IT is sometimes said that the Japanese and American educational systems are elitist, effectively serving only a small percentage of their populations.
In Japan, the charge focuses on university entrance examinations and the intense competition that exists for admission to the most prestigious schools.
Criticism of the United States more frequently deals with the neglect of poor children and the plight of minority students.
All educational systems are elitist in that they are hierarchically organized. What differs is the point at which selections are made for each level of the hierarchy. Japanese students are not classified until junior high school. In the US, classification may start in kindergarten.
The Japanese population has become one of the most highly educated of any country. Only in higher education does the system falter. Japanese colleges and universities appear to function in many ways as waiting stations, where students spend four relatively unproductive years, biding their time until they join a company and receive the training necessary for them to function successfully in their jobs.
What about the United States, which has invested heavily in colleges and universities to create a system of higher education whose excellence attracts students from all over the world? As in Japan, one aspect of American education is seriously marred: The typical American elementary or high school student consistently receives scores below the average of peers in developed nations.
Yet despite the fact that approximately 14 percent of US students - compared with around 4 percent in Japan - drop out of high school, 62 percent of white high school graduates went directly from high school to college in 1989. Even minority students entered colleges at a high rate: 48 percent of African Americans and 53 percent of Hispanic Americans.
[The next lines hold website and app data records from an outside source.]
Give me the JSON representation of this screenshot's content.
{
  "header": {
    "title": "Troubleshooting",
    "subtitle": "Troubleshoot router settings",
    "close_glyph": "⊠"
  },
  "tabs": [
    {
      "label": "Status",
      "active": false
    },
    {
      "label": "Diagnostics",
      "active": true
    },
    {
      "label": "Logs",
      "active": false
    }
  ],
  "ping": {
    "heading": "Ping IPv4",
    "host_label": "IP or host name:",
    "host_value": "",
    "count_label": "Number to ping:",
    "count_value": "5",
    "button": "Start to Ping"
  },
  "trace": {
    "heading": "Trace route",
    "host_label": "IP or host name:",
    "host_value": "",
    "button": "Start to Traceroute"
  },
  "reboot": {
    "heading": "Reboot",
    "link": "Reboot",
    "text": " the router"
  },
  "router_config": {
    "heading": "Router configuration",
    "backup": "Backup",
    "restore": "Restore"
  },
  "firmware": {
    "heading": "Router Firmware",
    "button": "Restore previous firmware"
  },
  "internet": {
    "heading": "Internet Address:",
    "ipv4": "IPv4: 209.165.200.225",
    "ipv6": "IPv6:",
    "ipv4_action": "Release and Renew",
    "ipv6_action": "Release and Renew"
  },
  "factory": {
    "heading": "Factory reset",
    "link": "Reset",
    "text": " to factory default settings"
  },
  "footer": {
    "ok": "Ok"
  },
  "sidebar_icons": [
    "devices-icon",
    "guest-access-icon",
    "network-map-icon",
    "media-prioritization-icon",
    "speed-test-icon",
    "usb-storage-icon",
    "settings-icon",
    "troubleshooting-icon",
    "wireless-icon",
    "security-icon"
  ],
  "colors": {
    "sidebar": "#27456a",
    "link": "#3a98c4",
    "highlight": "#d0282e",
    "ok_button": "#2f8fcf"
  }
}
The reputed elitism of the Japanese and American educational systems is based partly on stereotype and myth. In both countries, the percentages of students who enroll in some type of secondary education are among the world's highest.
Even in Japan, known for the severity of the competitiveness among students for college entrance, 32 percent of high school graduates enroll in some form of higher education and another 30 percent receive vocational education beyond that obtained in high school.
The Japanese Ministry of Education goes to great lengths to provide all elementary-school students with equal opportunities. All schools follow a national curriculum. An effort to equalize opportunity is also evident in the lack of tracking or ability grouping in Japanese elementary schools. Special classes for gifted students do not exist: They would be regarded as displaying unfair favoritism, thus violating the egalitarian philosophy on which the elementary-education system is built. Teaching in Japan is directed at the whole class, with little small-group instruction.
The egalitarian philosophy of education in Japan comes to an abrupt halt when children leave elementary school, however. The most academically capable students are enrolled in the top-ranked high schools; others attend schools of lower rank. Once assigned to a track, a Japanese student has little possibility of switching to the other. Vocational students rarely attend a university.
Here is where the Japanese and American educational systems differ most strikingly. Qualified American applicants have opportunities to gain entrance to some institution of higher education long after graduating from high school.
The two systems also differ in other ways. Whereas the Japanese system involves a rigorously egalitarian approach during the elementary-school years, the American system permits the assignment of children to separate tracks from the time they enter kindergarten. Tracking is rationalized as a humane approach to maximizing each child's potential. Special-education programs seek to compensate for children's deficiencies and programs for gifted students attempt to enhance students' strengths.
Without national guidelines, each school district in the United States defines its own course of study. Not only do curriculums differ, but the financial resources available to schools also differ because of the dependence on local property taxes as the primary source of funds.
Reference is often made to the difficulties faced by American teachers because of the diversity in students' racial, ethnic, and socioeconomic background. But, in fact, a more difficult educational task is encountered in both the United States and Japan: How can the teacher handle the diversity that exists within each classroom in terms of level of academic achievement?
The American solution has typically been to assign elementary-school children to homogeneous groups defined by level of achievement and to rely on special-education teachers for the more troublesome cases. But only the largest American cities have high schools devoted to vocational training or to the education of gifted and talented students. More generally, American high schools enroll large numbers of students; some seek vocational training and others aspire to enter a university. Paradoxically, then, the average levels of achievement among high schools in large American cities are more similar to each other than is the case in Japan - a reverse of the situation that exists in elementary schools.
While neither society can fairly be denounced as being more elitist than most others, both are asking serious questions about their educational systems.
Americans wonder if they are educating students to a level where they can meet worldwide standards. Japanese question the inflexibilities in their educational system. Both ask whether they are educating students who will be able to compete successfully in ever-more demanding technological societies.